The critical rising command allows you to set rising (and falling) threshold values for critical levels as percentages of I/O memory usage and specify a time interval for those values. Changing the critical rising threshold for the global I/O memory pool can change how often the Memory Leak Detector process is triggered (and, if needed, the associated deallocation process).
The deallocation procedure is triggered when the system determines that resources are "critically hogged." By default, interface input memory is considered "critically hogged" if the buffers are using 75 percent or more of I/O memory.If there is a need to change this default, thresholds for the Memory Resource Owner can be configured using the critical rising command while configuring an ERM memory I/O policy, as shown in the "How to Modify the Frequency of Interface Input Queue Memory Checks" section.
How to Modify the Frequency of Interface Input Queue Memory Checks
This section contains the following procedure:
Configuring A Critical Rising Threshold for Global I/O Memory
Perform this task to specify a critical "rising threshold" value for the global I/O memory pool. As explained above, if global I/O memory resource consumption meets or exceeds this value, the Memory Leak Detector process will be automatically triggered. This configuration is only needed if you are experiencing a problem and you want to change (fine tune) how often the automatic process occurs (for example, set the threshold lower so that deallocation check occurs more frequently).

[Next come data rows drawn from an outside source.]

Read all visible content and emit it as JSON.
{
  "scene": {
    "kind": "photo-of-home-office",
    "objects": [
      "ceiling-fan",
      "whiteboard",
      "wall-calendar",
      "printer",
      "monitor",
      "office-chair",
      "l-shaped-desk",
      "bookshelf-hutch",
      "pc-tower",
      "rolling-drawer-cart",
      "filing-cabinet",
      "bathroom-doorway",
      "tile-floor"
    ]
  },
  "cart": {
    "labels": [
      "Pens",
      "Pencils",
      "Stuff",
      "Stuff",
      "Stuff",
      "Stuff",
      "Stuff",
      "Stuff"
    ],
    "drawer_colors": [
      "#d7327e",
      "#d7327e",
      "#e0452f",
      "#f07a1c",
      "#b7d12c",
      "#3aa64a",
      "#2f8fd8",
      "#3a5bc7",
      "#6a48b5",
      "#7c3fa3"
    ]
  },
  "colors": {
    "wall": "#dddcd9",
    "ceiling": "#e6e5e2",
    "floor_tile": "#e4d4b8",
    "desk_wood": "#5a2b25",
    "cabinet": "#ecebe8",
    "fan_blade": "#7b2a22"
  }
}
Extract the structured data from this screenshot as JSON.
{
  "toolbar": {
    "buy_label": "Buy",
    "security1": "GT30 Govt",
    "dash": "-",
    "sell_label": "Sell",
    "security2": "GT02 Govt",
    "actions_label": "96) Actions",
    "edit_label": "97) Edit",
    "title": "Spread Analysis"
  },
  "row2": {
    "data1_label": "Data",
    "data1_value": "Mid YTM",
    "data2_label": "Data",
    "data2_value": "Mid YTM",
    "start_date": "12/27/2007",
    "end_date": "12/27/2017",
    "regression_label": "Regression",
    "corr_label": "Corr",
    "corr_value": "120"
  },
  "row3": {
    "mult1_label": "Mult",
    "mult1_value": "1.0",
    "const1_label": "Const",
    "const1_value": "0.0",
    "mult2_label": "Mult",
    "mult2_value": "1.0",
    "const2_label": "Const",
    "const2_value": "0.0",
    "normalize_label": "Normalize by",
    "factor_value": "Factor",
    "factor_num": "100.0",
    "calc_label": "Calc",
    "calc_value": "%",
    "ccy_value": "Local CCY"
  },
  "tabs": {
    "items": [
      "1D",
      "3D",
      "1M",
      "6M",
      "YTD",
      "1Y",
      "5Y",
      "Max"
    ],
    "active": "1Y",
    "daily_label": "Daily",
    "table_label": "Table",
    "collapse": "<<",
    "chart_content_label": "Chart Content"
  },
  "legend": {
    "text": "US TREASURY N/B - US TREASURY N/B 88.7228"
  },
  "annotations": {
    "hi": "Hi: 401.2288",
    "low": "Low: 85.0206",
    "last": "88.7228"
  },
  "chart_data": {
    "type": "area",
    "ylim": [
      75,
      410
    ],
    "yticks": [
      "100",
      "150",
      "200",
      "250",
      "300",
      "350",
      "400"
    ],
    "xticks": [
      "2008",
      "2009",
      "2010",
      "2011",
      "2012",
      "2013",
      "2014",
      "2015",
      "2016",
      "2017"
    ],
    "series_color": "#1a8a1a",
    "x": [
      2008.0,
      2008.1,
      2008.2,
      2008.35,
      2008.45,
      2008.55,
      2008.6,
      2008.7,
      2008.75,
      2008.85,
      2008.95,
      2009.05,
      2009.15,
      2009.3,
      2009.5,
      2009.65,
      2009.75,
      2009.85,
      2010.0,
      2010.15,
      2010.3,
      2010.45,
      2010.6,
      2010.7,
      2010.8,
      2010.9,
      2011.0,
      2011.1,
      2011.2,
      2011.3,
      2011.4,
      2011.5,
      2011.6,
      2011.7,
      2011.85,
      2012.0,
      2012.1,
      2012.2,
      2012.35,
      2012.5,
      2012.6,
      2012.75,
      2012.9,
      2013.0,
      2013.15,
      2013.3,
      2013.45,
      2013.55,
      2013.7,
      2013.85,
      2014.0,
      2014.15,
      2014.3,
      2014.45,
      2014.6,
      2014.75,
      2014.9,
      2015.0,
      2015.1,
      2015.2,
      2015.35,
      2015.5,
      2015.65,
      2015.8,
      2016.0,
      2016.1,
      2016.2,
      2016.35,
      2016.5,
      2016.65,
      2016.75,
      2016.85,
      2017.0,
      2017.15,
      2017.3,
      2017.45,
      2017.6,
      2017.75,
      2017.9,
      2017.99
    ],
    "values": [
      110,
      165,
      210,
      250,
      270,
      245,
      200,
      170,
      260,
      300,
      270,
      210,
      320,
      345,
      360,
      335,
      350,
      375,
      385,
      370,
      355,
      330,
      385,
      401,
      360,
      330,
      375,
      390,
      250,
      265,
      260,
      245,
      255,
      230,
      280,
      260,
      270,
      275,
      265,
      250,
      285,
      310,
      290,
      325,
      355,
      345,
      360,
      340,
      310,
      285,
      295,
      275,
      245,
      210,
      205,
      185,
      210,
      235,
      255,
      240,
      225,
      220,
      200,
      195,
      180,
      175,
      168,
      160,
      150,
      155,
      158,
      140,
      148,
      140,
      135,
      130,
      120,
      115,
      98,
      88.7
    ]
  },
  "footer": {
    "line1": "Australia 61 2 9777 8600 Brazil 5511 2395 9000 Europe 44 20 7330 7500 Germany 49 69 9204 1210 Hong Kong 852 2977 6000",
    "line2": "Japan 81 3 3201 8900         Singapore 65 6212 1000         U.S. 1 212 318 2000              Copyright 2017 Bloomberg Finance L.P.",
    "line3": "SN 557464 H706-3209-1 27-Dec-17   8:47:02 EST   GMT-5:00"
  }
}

2. configure terminal
3. resource policy
4. policy policy-name [global | type resource-user-type]
6. memory io
7. critical rising rising-threshold-value [interval interval-value] [falling falling-threshold-value [interval interval-value]] [global]
Configuration Examples for Interface Input Queue Unwedging
This section provides the following configuration example:
Example: Configuring a System Global Thresholding Policy for I/O Memory
The following example shows the configuration of a global memory thresholding policy for I/O memory. In this example, the policy is given the name "system-global-io", and the threshold for critical I/O memory usage is defined as being usage of over 90 percent of the globally available I/O memory pool for 12 consecutive seconds.
The critical falling threshold is also defined in this example (less than 20 percent of the globally available I/O memory pool for 10 seconds or more); however, only the critical rising level will affect when the automatic deallocation procedure is triggered.configure terminalresource policypolicy system-global-io globalsystemmemory iocritical rising 90 interval 12 falling 20 interval 10
The following sections provide references related to this enhancement.
MIB MIBs Link
No new or modified MIBs are supported by this feature.
To locate and download MIBs for selected platforms, Cisco IOS releases, and feature sets, use Cisco MIB Locator found at the following URL:
No commands have been introduced or modified by this feature. For documentation of the memory io command and the critical rising command, see the Cisco IOS Network Management Command Reference, Release 12.4T.
Any Internet Protocol (IP) addresses used in this document are not intended to be actual addresses. Any examples, command display output, and figures included in the document are shown for illustrative purposes only. Any use of actual IP addresses in illustrative content is unintentional and coincidental.
© 2006 Cisco Systems, Inc. All rights reserved.